Web page and app entries
------------------------------------------------------------------------

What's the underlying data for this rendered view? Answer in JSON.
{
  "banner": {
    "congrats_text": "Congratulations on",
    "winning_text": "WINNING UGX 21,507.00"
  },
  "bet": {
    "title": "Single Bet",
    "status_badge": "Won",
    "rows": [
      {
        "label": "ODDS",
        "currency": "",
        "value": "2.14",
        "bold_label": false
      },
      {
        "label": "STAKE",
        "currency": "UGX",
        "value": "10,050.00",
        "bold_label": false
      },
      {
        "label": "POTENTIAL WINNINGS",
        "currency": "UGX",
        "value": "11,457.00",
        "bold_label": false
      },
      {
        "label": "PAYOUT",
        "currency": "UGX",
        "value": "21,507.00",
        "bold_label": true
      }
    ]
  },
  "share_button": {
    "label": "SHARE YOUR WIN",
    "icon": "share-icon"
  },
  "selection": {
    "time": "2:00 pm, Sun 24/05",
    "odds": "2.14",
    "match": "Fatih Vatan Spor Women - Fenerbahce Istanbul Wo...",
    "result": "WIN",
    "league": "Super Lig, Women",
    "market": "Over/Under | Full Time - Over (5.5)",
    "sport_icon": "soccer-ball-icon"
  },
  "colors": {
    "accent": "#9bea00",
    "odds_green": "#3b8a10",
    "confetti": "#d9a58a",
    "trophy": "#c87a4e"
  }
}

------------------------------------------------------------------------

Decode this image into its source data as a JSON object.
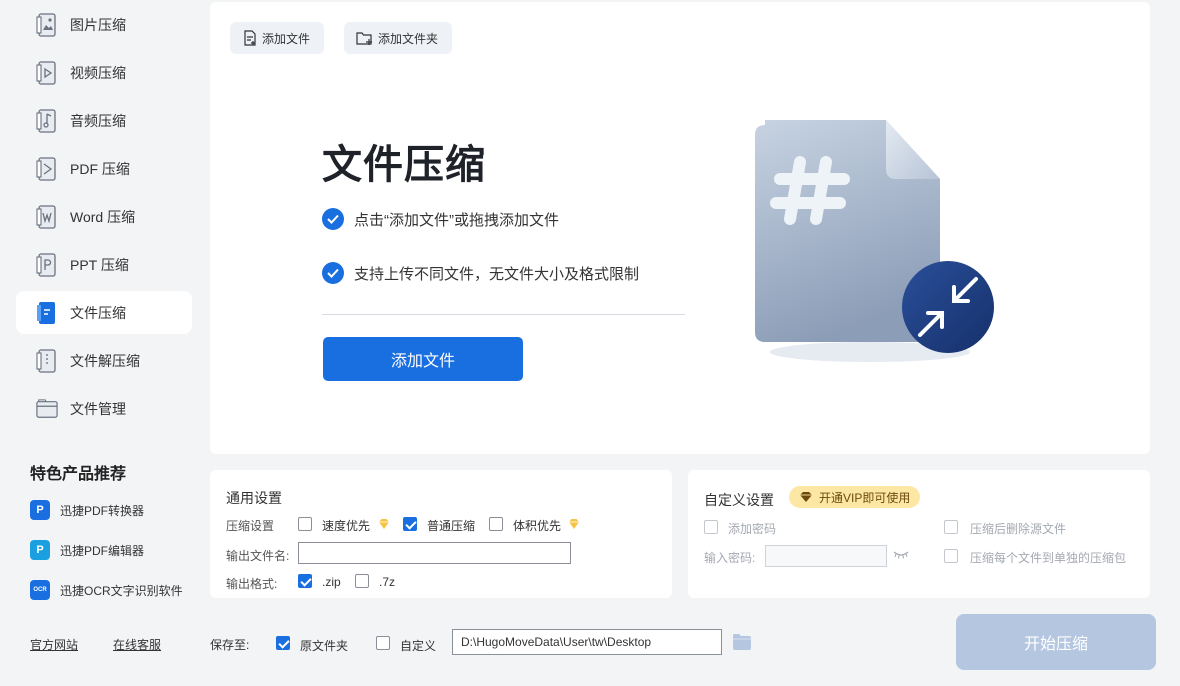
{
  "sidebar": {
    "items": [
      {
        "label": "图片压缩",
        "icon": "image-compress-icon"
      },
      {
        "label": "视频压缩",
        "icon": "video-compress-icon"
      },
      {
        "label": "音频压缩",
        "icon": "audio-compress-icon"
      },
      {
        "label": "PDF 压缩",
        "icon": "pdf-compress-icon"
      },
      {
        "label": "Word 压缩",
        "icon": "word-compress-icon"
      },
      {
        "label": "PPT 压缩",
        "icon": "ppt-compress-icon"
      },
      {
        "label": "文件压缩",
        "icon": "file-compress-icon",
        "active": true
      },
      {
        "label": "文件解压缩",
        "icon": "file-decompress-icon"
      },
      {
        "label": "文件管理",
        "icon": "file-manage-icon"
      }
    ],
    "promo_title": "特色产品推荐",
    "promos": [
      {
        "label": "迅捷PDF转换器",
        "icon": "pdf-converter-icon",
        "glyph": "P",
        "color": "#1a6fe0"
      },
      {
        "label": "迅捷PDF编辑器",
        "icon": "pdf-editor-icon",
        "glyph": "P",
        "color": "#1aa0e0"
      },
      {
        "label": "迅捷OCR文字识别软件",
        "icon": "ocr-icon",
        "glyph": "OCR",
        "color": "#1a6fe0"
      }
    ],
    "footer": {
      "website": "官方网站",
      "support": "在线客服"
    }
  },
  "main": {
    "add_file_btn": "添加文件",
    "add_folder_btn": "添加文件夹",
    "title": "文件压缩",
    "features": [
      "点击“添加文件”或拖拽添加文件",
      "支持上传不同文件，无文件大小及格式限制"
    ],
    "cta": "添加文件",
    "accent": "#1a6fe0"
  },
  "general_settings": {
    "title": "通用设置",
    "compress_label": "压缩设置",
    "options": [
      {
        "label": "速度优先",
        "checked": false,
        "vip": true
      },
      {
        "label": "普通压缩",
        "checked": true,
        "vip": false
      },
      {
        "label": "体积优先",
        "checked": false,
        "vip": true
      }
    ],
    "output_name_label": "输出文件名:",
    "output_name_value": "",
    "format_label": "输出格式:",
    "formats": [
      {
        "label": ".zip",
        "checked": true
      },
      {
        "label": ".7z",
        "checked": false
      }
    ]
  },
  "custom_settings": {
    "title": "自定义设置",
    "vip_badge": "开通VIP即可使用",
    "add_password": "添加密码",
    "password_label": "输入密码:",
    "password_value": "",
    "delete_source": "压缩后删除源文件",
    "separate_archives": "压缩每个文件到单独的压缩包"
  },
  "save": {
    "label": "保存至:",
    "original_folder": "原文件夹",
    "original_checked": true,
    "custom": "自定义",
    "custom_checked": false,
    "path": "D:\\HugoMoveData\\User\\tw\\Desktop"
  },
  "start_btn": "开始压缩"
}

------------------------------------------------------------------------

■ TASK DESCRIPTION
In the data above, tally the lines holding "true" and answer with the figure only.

■ ANSWER BOX
7